The Daily Dot's best of 2011
It’s been an amazing year. Thank you all for reading us!
Our cofounder and CEO, Nick White, has written about the trials and tribulations of launching a media startup. I get the fun part: Reeling off the stories that made it big in 2011.
Like any online media organization, we watch our numbers closely. Not because we’re stats freaks or think journalism is some kind of numbers game, but because we believe that every pageview represents a person, every click is a conscious intent. The numbers are just a proxy for the voice of our readers.
It’s easy to look at the popularity of cat videos and throw your arms up. Far more challenging is to engage thoughtfully with what your readers actually find interesting. And infinitely daunting is the prospect that you didn’t do as good a job as you should have in getting them interested in a story you thought was worthy.
For reasons both highbrow and lowbrow, I’m pleased with our top 10 most-read stories of 2011. They say that we’re onto something: That covering the Web’s communities as real communities yields juicy stories. That there’s as much good in the world as there is evil. That by connecting with each other, we become better people.
Here’s what you told us was important in 2011.
Staff writer Kevin Morris picked Reddit as his beat, and made it his own this year. This story, about Reddit’s r/trees, came from a combination of luck and preparation. He’d been working on a profile of Reddit’s active pro-marijuana community for months. As we got close to publishing, r/trees burst onto the Beltway radar, propelling a legalization petition to the top of a White House website. Only Morris had the back story with the players inside and outside Reddit.
Senior editor Janet Kornblum is always urging our email- and IM-loving reporters to pick up the phone. She practiced what she preached, reaching Moisés Chiullan as he undertook a rescue mission for a small business that was drowning in bad PR from an absurdly rude customer-service rep.

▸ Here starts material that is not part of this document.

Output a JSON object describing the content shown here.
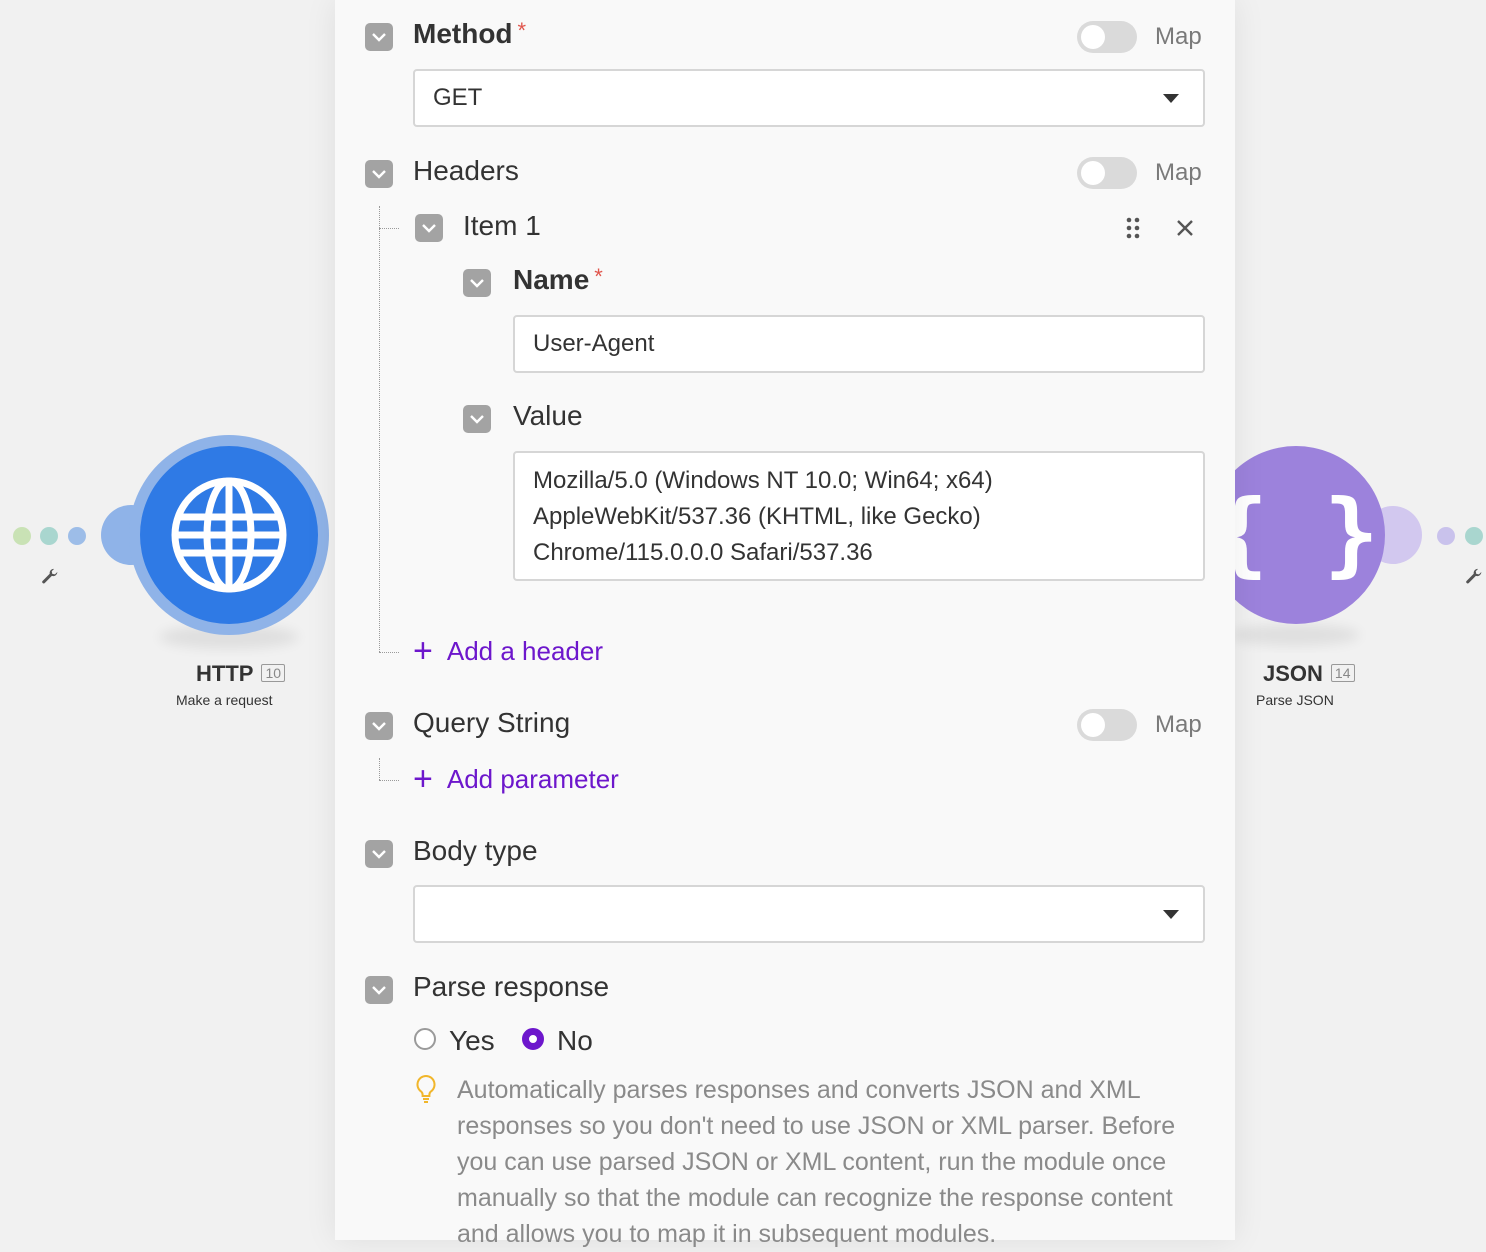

The best stories are always about people. While he left Reddit years ago, the site’s cofounder, Alexis Ohanian, still cares deeply about it. An antipiracy bill currently being debated in Congress, he said, would have prevented him from launching Reddit in the first place had it been the law of the land. That made an abstract political debate personal.
The cynical view is that any story with “nude photo” in the headline is sure to do well. People who stumbled across Lauren Rae Orsini’s thoughtful report about Egyptian blogger Aliaa Elmahdy’s struggle for free speech may have been looking for something else. But they got an education about what it means that we can search the Internet for naughty pictures in the first place.
The story of Lucas Gonzalez, whose family was saved from the poorhouse by the generosity of strangers, epitomizes the do-gooding power of Internet communities.
Jill Filipovic’s strange encounter with a TSA agent who had an opinion about her vibrator sent Twitter exploding in righteous indignation.
We always look for the people behind the meme. We’re still not sure who Annoying Facebook Girl really is, but we’re glad someone’s on the case.
When you use Twitter, it’s inevitable that you keep score: The microblogging service tracks tweets, followers, and more. There was intense interest in our list of top Twitter users—including some sound criticism that we’d left out some influential women.
Who is Forthewolfx? Just some Reddit user who wanted to be famous. He got his wish: Searches for his name still generate a steady stream of traffic to this article explaining the whole phenomenon.
Sometimes what readers really want are clear answers to the questions everyone’s asking. In this case, people rightly want to know when Facebook will hand over your data to law enforcement—just another privacy concern when using the social network.